The U.N. General Assembly voted to endorse the Global Compact for Safe, Orderly and Regular Migration adopted by the Intergovernmental Conference. Photo by: Manuel Elias / U.N.

The United Nations adopts a Global Compact on Refugees, the Trump administration weighs new rules for aid to North Korea, and the U.K. tumbles in aid effectiveness rankings. This week in development:

President Donald Trump announced Wednesday that he plans to withdraw U.S. forces from Syria, a decision that could have major implications for the humanitarian and stabilization efforts still underway. Trump’s announcement was met with alarm and criticism from U.S. lawmakers — who cautioned that the military effort against Islamic State is not over — and from NGO leaders — who admonished the administration for putting humanitarian groups at risk. “What message is sent by pulling out the civilians and saying that this is going to be managed out of neighboring countries? This is one of these decisions that's just a bolt out of the blue,” Joel Charny, executive director of Norwegian Refugee Council USA, told Devex.

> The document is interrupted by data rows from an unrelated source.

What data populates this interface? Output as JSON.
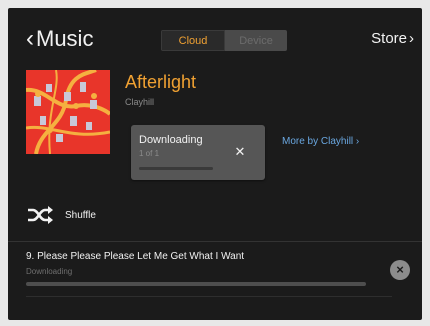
{
  "header": {
    "back_label": "Music",
    "back_icon": "chevron-left-icon",
    "tabs": [
      {
        "label": "Cloud",
        "active": true
      },
      {
        "label": "Device",
        "active": false
      }
    ],
    "store_label": "Store",
    "store_icon": "chevron-right-icon"
  },
  "album": {
    "title": "Afterlight",
    "artist": "Clayhill"
  },
  "download": {
    "title": "Downloading",
    "count": "1 of 1",
    "progress": 0.0,
    "close_icon": "close-icon"
  },
  "more_link": "More by Clayhill ›",
  "shuffle": {
    "label": "Shuffle",
    "icon": "shuffle-icon"
  },
  "track": {
    "title": "9. Please Please Please Let Me Get What I Want",
    "status": "Downloading",
    "progress": 0.0,
    "cancel_icon": "close-circle-icon"
  },
  "colors": {
    "accent": "#f0a132",
    "link": "#6aa7e0",
    "background": "#1b1b1b",
    "album_art": "#e8352a"
  }
}
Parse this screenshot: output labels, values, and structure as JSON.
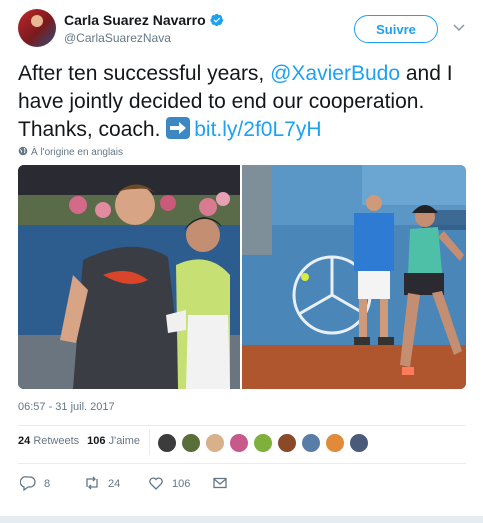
{
  "user": {
    "display_name": "Carla Suarez Navarro",
    "handle": "@CarlaSuarezNava",
    "follow_label": "Suivre"
  },
  "tweet": {
    "text_part1": "After ten successful years, ",
    "mention": "@XavierBudo",
    "text_part2": " and I have jointly decided to end our cooperation. Thanks, coach. ",
    "link": "bit.ly/2f0L7yH",
    "translate_label": "À l'origine en anglais"
  },
  "timestamp": "06:57 - 31 juil. 2017",
  "stats": {
    "retweets_count": "24",
    "retweets_label": "Retweets",
    "likes_count": "106",
    "likes_label": "J'aime"
  },
  "actions": {
    "reply_count": "8",
    "retweet_count": "24",
    "like_count": "106"
  },
  "colors": {
    "accent": "#1da1f2",
    "text": "#14171a",
    "muted": "#657786",
    "divider": "#e6ecf0"
  },
  "likers": [
    "liker-1",
    "liker-2",
    "liker-3",
    "liker-4",
    "liker-5",
    "liker-6",
    "liker-7",
    "liker-8",
    "liker-9"
  ]
}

A new report published Wednesday spelled bad news for British government aid bosses, revealing the country had plummeted 12 places in an aid effectiveness ranking. From 2012 to 2016, the British government dropped from third place to 15th in a ranking of the 27 biggest funders published by the Center for Global Development. The ranking assesses how well donors have upheld internationally agreed principles on aid effectiveness. “The data shows the U.K. is waning as a development leader and that it is giving less effective aid and that it is less focused on the needs of recipients,” Ian Mitchell, a senior policy fellow at CGD, told Devex. The data looked at the spending by the Department for International Development but also the increasing portion spent by other government agencies. The U.K. did particularly poorly on indicators linked to “fostering institutions,” but also slid on some transparency measures, and the share of aid going to “well-governed” countries. However, the donor remained top on supporting global public goods and the use of untied aid.

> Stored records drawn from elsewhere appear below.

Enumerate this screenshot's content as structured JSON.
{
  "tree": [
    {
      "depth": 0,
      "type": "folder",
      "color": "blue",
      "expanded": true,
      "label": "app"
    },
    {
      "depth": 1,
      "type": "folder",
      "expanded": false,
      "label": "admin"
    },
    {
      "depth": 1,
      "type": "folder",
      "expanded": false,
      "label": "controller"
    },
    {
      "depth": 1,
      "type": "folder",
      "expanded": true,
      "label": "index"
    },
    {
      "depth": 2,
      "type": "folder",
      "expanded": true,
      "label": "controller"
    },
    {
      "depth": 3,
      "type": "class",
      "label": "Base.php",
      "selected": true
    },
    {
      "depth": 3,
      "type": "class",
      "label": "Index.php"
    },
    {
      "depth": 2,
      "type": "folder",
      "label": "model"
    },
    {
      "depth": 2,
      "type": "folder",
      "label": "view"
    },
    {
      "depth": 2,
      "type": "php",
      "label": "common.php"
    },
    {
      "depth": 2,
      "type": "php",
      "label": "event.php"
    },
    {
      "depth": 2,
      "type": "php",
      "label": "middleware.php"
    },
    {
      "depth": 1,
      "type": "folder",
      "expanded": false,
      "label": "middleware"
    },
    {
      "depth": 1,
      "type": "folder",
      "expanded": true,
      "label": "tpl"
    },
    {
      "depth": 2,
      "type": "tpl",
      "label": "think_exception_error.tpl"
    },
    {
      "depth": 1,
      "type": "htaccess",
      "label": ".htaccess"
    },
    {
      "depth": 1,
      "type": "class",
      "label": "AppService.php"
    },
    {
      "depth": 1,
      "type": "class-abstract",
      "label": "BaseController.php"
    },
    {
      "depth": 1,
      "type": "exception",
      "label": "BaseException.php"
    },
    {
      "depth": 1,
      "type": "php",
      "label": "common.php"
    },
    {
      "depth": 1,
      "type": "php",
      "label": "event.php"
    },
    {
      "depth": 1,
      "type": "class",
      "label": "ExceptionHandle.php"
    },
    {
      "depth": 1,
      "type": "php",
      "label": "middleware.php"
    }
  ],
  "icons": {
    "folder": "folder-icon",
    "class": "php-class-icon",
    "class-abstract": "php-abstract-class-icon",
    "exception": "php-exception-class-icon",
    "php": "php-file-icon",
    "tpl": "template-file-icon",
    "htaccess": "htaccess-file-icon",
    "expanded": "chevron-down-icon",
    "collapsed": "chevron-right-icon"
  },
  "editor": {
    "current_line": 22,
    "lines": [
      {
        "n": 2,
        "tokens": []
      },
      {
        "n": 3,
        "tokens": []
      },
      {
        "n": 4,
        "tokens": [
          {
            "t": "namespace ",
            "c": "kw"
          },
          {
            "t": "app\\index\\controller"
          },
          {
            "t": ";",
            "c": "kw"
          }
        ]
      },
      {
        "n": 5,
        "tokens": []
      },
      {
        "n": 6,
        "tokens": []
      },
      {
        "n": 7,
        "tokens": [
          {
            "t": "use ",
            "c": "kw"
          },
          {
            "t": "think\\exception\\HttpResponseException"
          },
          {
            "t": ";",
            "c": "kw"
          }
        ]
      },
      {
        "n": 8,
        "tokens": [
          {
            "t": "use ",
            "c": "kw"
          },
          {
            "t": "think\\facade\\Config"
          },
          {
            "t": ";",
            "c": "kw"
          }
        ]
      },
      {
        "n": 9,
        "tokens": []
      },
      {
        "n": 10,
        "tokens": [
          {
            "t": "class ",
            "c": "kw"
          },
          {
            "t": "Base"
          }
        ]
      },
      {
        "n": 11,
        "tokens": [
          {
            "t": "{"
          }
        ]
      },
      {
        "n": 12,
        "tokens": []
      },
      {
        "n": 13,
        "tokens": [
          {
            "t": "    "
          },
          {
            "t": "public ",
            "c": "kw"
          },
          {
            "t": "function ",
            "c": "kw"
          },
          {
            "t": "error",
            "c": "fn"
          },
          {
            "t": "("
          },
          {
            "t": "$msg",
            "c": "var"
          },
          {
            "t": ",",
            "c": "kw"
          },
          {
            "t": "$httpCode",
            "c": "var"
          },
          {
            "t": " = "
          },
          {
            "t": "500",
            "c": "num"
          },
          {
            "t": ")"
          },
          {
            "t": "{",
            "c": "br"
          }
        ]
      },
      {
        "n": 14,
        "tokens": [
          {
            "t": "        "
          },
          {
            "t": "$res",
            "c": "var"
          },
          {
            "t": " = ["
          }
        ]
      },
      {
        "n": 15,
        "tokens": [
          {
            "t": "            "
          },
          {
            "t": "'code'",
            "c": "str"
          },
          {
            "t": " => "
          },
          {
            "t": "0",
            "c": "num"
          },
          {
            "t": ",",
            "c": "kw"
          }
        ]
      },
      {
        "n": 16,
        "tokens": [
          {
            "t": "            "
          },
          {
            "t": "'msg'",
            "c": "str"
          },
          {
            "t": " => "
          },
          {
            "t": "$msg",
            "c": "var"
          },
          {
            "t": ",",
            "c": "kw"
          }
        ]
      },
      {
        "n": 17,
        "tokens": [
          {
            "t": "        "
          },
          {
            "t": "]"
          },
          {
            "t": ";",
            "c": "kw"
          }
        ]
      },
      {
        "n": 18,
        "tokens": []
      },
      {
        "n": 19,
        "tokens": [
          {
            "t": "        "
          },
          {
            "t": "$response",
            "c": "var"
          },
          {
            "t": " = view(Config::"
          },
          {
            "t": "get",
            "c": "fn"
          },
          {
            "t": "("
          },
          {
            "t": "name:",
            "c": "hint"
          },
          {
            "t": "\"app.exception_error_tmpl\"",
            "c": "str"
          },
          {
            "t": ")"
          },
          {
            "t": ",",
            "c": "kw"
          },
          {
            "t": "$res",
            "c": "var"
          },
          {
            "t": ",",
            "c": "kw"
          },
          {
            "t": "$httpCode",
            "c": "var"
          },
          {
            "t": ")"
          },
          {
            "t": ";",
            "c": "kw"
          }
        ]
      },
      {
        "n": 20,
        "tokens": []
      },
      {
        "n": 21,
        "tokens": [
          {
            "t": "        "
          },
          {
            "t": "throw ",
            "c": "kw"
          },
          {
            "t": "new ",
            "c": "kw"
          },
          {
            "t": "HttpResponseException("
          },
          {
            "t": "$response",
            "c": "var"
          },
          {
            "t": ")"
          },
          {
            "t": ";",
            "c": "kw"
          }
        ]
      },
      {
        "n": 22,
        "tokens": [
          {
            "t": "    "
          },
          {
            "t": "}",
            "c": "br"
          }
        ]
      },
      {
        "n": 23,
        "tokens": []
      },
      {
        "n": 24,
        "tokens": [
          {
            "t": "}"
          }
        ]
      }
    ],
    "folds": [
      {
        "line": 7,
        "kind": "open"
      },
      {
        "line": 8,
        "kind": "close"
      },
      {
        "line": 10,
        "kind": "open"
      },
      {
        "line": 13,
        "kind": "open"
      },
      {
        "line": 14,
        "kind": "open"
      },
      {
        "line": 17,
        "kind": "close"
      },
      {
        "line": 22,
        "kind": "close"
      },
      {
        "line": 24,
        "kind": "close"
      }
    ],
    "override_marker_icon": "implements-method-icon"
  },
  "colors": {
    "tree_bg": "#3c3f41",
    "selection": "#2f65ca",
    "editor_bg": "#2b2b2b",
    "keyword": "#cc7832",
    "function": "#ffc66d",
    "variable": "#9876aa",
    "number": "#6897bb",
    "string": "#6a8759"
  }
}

The U.S. special envoy to North Korea suggested the Trump administration may seek to ease restrictions in an effort to increase humanitarian assistance to the country. “I will be sitting down with American aid groups early in the new year to discuss how we can better ensure the delivery of appropriate assistance, particularly through the course of the coming winter,” Stephen Biegun, U.S. special representative for North Korea, told reporters on Wednesday. In 2017, the State Department banned travel to North Korea, and in recent months had reportedly been limiting humanitarian exemptions to that ban in an effort to put pressure on Pyongyang. Aid efforts are also hampered by sanctions, which aid groups say lead banks and other financial institutions to refuse to deal with them. North Korea suffers from high levels of food insecurity. About 10.3 million people of the country’s population of 24.8 million, are undernourished, according to the World Food Programme. For years, aid groups — and particularly a number of faith-based organizations — have tried to carefully navigate the political and legal pitfalls that accompany humanitarian assistance to the isolated nation.

The United Nations General Assembly endorsed a Global Compact on Refugees, which recognizes that “the predicament of refugees is a common concern of humankind.” The nonbinding agreement garnered broad support. Only two countries — the United States and Hungary — voted against it, while three others abstained. The compact has four objectives: to ease pressures on refugee-hosting countries; to build refugees’ self-reliance and help them thrive; to expand resettlement options; and to support conditions for repatriation. Much like other non-binding U.N. agreements (see: the Paris Climate Agreement), the success of this compact will depend on political leaders stepping forward with commitments. That process will see its first test at the first-ever Global Refugee Forum in 2019, where signatories are expected to share their progress and announce new commitments to improve their political and financial support for refugee populations, according to IRIN.

About the author

  • Michael Igoe

    Michael Igoe is a Senior Reporter with Devex, based in Washington, D.C. He covers U.S. foreign aid, global health, climate change, and development finance. Prior to joining Devex, Michael researched water management and climate change adaptation in post-Soviet Central Asia, where he also wrote for EurasiaNet. Michael earned his bachelor's degree from Bowdoin College, where he majored in Russian, and his master’s degree from the University of Montana, where he studied international conservation and development.